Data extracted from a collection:
--*--

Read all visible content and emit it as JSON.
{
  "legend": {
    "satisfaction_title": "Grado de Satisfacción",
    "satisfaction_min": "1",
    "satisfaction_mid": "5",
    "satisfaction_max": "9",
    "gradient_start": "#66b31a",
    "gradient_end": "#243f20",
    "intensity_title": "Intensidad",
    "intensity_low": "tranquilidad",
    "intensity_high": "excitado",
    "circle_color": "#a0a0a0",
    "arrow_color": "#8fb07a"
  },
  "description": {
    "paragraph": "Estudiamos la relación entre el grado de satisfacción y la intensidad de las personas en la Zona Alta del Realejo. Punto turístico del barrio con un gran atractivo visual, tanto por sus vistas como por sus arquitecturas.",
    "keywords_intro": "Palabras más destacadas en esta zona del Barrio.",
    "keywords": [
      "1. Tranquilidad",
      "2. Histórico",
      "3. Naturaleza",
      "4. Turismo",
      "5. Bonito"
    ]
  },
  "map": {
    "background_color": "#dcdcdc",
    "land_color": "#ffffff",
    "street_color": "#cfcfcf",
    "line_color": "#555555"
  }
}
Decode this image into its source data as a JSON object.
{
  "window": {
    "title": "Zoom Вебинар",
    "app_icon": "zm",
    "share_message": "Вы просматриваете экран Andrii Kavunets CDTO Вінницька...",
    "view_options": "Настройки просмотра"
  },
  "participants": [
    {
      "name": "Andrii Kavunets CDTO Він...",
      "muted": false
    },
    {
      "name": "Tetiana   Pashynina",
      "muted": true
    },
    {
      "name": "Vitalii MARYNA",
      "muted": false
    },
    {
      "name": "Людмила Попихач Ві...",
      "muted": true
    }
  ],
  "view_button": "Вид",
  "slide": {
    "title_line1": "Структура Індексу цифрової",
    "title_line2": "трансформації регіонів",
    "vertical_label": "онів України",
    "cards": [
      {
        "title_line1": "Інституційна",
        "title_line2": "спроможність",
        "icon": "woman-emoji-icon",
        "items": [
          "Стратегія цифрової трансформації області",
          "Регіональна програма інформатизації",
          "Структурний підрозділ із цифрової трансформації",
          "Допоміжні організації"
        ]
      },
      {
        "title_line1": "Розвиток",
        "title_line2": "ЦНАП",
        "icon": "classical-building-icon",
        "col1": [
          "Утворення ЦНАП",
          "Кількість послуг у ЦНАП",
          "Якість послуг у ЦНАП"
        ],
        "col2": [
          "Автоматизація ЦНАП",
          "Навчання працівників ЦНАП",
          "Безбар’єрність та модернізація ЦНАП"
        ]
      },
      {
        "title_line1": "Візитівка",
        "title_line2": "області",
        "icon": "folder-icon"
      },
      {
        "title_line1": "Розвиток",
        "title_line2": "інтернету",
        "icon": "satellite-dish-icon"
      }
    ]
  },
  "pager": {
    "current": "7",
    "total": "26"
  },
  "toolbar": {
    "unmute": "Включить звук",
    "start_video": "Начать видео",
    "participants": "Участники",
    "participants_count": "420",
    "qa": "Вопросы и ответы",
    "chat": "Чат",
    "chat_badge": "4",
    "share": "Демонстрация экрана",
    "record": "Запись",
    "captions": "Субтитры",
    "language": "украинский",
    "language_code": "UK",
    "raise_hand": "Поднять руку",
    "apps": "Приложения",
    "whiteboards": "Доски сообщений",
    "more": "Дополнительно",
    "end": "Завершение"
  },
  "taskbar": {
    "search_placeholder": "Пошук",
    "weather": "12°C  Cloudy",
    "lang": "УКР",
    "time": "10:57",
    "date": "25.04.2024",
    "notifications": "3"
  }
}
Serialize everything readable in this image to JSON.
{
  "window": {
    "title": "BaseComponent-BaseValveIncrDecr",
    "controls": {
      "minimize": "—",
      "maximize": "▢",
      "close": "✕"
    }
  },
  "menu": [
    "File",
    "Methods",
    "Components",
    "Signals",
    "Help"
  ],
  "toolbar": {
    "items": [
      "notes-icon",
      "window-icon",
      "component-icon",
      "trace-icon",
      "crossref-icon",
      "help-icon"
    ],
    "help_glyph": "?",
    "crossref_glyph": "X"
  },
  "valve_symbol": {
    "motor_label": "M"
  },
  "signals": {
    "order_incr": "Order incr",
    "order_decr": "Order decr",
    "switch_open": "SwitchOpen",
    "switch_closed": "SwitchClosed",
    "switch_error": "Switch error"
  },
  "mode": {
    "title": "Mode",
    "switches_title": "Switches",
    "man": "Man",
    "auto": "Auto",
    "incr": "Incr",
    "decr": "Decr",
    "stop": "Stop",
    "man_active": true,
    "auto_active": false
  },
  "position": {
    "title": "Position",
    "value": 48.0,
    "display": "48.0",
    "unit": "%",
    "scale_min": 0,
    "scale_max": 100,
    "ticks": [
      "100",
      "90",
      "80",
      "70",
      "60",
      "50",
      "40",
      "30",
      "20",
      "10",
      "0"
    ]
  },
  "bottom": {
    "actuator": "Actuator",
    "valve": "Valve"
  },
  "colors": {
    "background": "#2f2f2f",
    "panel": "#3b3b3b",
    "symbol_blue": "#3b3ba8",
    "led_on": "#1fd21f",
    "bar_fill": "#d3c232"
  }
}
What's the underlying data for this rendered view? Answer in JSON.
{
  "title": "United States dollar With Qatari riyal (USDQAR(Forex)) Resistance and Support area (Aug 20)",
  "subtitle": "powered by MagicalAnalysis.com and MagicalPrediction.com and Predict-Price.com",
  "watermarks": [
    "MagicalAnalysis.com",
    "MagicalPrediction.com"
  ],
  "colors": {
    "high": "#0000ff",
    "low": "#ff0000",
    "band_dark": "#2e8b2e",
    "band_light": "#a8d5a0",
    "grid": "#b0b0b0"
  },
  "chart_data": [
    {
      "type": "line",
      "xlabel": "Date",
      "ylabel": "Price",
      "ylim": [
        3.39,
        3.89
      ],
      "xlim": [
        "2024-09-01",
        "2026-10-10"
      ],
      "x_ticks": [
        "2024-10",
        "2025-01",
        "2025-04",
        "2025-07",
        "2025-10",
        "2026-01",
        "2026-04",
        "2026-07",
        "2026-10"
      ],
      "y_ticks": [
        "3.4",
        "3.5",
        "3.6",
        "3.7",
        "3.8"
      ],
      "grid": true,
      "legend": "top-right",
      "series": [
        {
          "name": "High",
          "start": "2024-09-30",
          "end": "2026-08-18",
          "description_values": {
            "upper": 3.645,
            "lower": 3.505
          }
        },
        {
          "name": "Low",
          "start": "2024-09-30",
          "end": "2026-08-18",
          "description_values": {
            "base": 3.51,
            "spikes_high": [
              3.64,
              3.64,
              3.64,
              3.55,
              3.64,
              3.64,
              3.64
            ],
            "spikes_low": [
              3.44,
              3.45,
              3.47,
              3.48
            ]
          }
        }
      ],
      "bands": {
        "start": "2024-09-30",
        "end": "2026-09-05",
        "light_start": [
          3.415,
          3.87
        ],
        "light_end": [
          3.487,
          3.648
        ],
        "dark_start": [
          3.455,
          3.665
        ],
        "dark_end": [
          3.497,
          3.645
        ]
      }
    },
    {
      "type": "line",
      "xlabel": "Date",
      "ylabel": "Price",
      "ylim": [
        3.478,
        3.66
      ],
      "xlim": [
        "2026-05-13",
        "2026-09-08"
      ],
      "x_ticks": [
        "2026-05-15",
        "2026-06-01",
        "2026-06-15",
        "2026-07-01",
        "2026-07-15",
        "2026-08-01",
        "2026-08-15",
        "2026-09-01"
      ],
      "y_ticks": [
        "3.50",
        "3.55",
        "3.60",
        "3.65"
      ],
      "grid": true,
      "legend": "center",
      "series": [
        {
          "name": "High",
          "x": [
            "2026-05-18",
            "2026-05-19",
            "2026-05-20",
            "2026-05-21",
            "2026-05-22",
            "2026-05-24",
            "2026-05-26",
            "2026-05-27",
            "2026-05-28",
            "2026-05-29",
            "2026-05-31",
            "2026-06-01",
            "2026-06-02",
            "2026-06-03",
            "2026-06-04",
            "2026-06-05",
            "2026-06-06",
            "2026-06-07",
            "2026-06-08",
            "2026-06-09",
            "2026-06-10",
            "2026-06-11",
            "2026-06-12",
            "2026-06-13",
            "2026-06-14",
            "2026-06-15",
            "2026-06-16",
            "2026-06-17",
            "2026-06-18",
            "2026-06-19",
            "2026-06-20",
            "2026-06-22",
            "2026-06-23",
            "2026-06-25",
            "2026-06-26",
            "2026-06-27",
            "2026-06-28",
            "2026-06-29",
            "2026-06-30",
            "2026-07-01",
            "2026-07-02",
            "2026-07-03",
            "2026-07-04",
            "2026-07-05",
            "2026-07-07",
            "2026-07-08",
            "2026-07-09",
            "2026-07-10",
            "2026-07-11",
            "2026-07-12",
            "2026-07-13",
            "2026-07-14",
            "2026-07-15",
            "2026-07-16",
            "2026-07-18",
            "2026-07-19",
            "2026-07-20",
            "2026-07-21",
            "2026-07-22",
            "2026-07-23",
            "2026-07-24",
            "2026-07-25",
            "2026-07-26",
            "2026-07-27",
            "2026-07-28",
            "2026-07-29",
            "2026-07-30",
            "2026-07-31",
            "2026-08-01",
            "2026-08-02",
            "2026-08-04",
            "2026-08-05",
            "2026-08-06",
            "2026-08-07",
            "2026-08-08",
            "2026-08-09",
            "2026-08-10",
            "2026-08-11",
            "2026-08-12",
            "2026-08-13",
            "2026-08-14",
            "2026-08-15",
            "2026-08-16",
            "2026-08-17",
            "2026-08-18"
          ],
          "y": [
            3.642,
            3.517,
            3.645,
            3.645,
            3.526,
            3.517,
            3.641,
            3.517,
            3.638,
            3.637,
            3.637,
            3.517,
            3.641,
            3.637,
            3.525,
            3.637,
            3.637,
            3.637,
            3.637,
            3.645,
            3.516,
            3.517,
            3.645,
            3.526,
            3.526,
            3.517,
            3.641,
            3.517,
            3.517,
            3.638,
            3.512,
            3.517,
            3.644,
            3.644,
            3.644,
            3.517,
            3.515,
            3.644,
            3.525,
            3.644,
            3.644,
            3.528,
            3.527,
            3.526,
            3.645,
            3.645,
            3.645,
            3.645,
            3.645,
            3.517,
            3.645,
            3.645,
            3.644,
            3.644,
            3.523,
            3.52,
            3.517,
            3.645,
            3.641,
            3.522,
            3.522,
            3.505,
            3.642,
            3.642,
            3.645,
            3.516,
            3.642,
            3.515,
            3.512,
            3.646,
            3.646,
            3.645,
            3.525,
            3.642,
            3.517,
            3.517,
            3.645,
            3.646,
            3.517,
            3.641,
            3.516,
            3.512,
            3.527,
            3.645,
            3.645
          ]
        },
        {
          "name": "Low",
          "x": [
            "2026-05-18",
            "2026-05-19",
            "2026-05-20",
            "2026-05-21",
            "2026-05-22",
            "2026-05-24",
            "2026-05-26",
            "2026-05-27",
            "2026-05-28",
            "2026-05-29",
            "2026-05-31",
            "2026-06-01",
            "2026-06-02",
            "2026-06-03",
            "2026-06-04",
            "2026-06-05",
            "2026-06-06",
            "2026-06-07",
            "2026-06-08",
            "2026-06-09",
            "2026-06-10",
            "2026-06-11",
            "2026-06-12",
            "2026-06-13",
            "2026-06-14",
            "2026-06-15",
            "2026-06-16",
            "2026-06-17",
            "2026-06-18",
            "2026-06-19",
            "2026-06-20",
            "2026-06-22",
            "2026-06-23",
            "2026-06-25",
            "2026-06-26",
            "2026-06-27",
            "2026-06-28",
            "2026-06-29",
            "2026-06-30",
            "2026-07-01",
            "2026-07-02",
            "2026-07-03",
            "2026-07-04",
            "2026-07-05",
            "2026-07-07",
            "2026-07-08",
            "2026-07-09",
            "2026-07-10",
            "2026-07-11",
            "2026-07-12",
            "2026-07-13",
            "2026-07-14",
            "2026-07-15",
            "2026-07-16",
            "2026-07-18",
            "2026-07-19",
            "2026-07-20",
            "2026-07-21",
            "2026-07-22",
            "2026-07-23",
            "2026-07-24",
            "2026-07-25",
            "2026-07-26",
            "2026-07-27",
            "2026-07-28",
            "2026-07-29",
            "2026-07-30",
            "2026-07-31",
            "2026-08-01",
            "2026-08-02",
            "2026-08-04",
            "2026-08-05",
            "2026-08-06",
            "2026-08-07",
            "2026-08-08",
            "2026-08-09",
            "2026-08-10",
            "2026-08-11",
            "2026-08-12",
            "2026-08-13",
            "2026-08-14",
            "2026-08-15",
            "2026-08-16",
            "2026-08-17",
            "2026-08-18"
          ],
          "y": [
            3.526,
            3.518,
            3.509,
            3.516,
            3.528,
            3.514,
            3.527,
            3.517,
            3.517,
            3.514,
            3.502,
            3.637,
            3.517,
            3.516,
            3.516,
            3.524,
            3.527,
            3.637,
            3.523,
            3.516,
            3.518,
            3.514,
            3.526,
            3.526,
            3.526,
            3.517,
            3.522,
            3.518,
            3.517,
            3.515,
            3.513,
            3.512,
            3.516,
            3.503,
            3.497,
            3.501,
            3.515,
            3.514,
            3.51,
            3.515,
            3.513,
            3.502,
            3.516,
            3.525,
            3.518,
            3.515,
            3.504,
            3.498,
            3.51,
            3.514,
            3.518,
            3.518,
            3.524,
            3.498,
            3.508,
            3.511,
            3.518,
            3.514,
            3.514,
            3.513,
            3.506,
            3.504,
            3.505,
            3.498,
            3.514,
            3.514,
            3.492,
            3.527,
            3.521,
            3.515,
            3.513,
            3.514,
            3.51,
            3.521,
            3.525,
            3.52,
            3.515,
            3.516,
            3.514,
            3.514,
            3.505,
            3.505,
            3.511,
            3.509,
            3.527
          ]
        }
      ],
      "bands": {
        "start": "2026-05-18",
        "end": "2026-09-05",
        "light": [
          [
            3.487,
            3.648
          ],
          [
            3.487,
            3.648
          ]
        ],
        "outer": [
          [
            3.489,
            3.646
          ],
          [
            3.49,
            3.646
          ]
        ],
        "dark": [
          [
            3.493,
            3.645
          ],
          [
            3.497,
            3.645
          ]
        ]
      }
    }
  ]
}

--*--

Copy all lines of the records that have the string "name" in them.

**Result of the exercise**
      "name": "Andrii Kavunets CDTO Він...",
      "name": "Tetiana   Pashynina",
      "name": "Vitalii MARYNA",
      "name": "Людмила Попихач Ві...",
          "name": "High",
          "name": "Low",
          "name": "High",
          "name": "Low",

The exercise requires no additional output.